DisAbility sends a family racing towards a destiny no one is ever prepared to have. Our lives cross over the line of “normal” into the land of special. The terrain is beautiful, mountainous and rarely peaceful. As a result, we grow protective and try to shield our family member from the dangers of life living with disAbility.
We are peppered with the tyranny of low expectations coming from medical and educational professions and we begin to doubt our children can manage life without us. And, we can begin to settle into doing things for our children no longer expecting them to grow in their abilities.
As hard as we work to provide our children with a bright future, we might restrict their ability to grow more independent. In order for them to experience life, we might have to let go a little bit.
Ever since Mikelle, at three years old, reached for the control switch on her first power wheelchair, one of my goals for her has been to be as independent as possible. Real independence requires one to develop a level of judgment and self-confidence. Failure and risk come with exploring the boundaries of our abilities.
Persistence builds resilience, experience and eventual success builds a healthy self-esteem. I wanted Mikelle to have these abilities as she navigated her largely unanticipated world. After all, we never know what we are gonna get.
The question was how much risk was I willing to let her experience? How many mistakes could I handle?
Eventually, I realized I wanted Mikelle to understand failure does not define her nor does her disAbility.
One of many instances was as a teenager Mikelle wanted to go grocery shopping—by herself. I suppose she wanted to buy her own chocolates, some for all of her favorite people.
My challenge was to honor her request and ensure her safety. Together, we agreed on a plan.
We started by doing a walk-through, increasing her awareness of possible obstacles. We mapped out a route down a bike path in the park to avoid curbs not properly cut and as many stop signs as we could, narrowing it down to one busy street crossing. Then, we practiced this route many times.
When we felt confident she could cross the street by herself, we took the next step; navigating the busy parking lot and the most active grocery store in the city with the narrowest aisles possible. We introduced ourselves to the store management, I gave them my phone number and asked: “What if Mikelle came to the customer service desk when she arrived, could you provide a personal shopper for her?”
“Yes, we can.”
It appeared we were ready for a test drive. With list in hand and a twenty dollar bill tucked into her wallet, Mikelle headed out the door proud to finally be on her way to the store—without Mom.
I gave her sufficient lead time following her and hid behind every tree along the way. Yes, she checked on me. Periodically, she stopped under a shady tree to swivel around just to see if I was back there. Seeing nothing, she’d continue freedom’s pursuit.
Laughing to myself, I’d hold tight until she moved on. My heart started racing as we neared the busy intersection and I ran out of trees to hide behind. Hunkering down at the nearby coffee shop, I met a friend who I could send on recognizance, if necessary. As she disappeared into the cavernous entrance to the grocery store, I checked my phone. She should get through her list in fifteen minutes or so.

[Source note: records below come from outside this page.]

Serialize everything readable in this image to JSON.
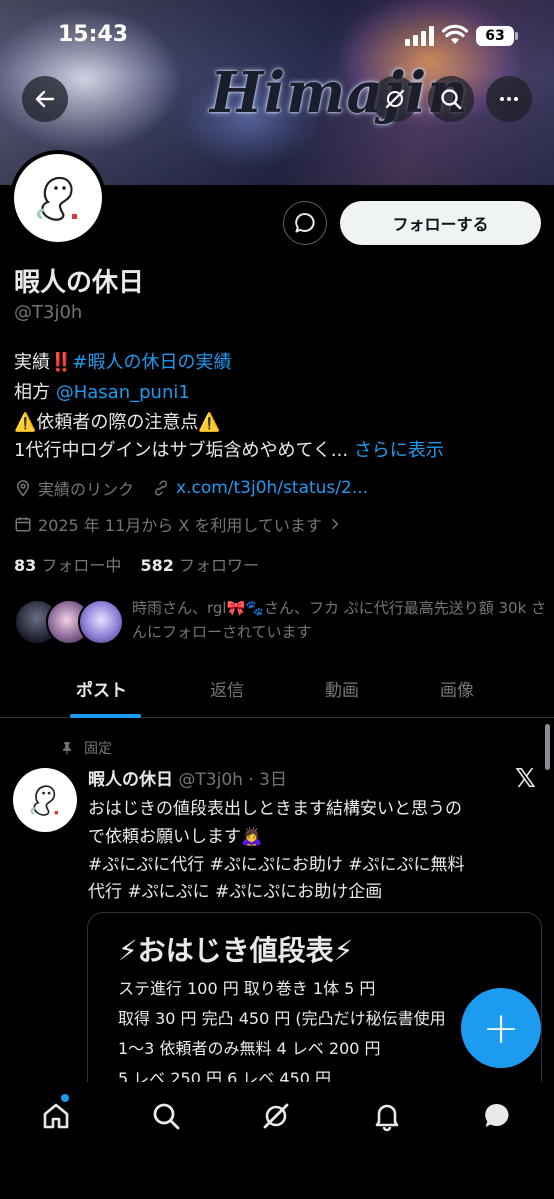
{
  "status_bar": {
    "time": "15:43",
    "battery": "63"
  },
  "banner": {
    "logo_text": "Himajin"
  },
  "header_buttons": {
    "back": "back-icon",
    "grok": "grok-icon",
    "search": "search-icon",
    "more": "more-icon"
  },
  "profile": {
    "name": "暇人の休日",
    "handle": "@T3j0h",
    "follow_label": "フォローする",
    "bio": {
      "line1_prefix": "実績",
      "line1_emoji": "‼️",
      "line1_hashtag": "#暇人の休日の実績",
      "line2_prefix": "相方",
      "line2_mention": "@Hasan_puni1",
      "line3": "⚠️依頼者の際の注意点⚠️",
      "line4": "1代行中ログインはサブ垢含めやめてく...",
      "show_more": "さらに表示"
    },
    "link_label": "実績のリンク",
    "link_url": "x.com/t3j0h/status/2...",
    "joined": "2025 年 11月から X を利用しています",
    "following_count": "83",
    "following_label": "フォロー中",
    "followers_count": "582",
    "followers_label": "フォロワー",
    "followed_by": "時雨さん、rgl🎀🐾さん、フカ ぷに代行最高先送り額 30k さんにフォローされています"
  },
  "tabs": [
    "ポスト",
    "返信",
    "動画",
    "画像"
  ],
  "active_tab": "ポスト",
  "pinned_post": {
    "pinned_label": "固定",
    "author": "暇人の休日",
    "handle_time": "@T3j0h · 3日",
    "text_line1": "おはじきの値段表出しときます結構安いと思うの",
    "text_line2": "で依頼お願いします🙇‍♀️",
    "hashtags_line1": "#ぷにぷに代行  #ぷにぷにお助け  #ぷにぷに無料",
    "hashtags_line2": "代行  #ぷにぷに  #ぷにぷにお助け企画",
    "card": {
      "title": "⚡おはじき値段表⚡",
      "lines": [
        "ステ進行 100 円 取り巻き 1体 5 円",
        "取得 30 円 完凸 450 円 (完凸だけ秘伝書使用",
        "1～3 依頼者のみ無料 4 レベ 200 円",
        "5 レベ 250 円 6 レベ 450 円"
      ]
    }
  },
  "fab_label": "+",
  "bottom_nav": [
    "home-icon",
    "search-icon",
    "grok-icon",
    "notifications-icon",
    "messages-icon"
  ],
  "colors": {
    "accent": "#1d9bf0",
    "background": "#000000",
    "muted": "#71767b",
    "text": "#e7e9ea"
  }
}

Right. My coffee was gone, and so was the fifteen minutes. Soon I was pacing, and my friend joked “Don’t worry, she just picked up some guy and sneaked out the back door.”
Forty-five minutes later she emerges from her grocery cocoon with balloons, flowers and a few groceries. The balloons were for her, the flowers for me.
Love and trust. Preparation and risk. It was a worrisome success, and it taught us both that she is capable of doing more than we both thought she could do.
Mikelle did move on to live independently with support on her own for five years. Things changed. I moved in with Mikelle into her place to stabilize her support team. As she grew older, the types of people working with her changed a bit, the stress of turnover began to take its toll.
I have come to know support for our family members with disAbilities is indeed like a box of chocolates. You can plan and prepare, but in the end, you don’t know how it is all going to turn out.
If you are a parent who leans g!
Remember to love and let go in little ways. Good luck!toward overprotecting and overdoing for your child, give them extra responsibilities around the house, let them walk a block home from school—you can hide behind the trees! Teach them how to laundry, fix a meal, sew on a button, take a small engine apart, build a birdhouse—keep thinkin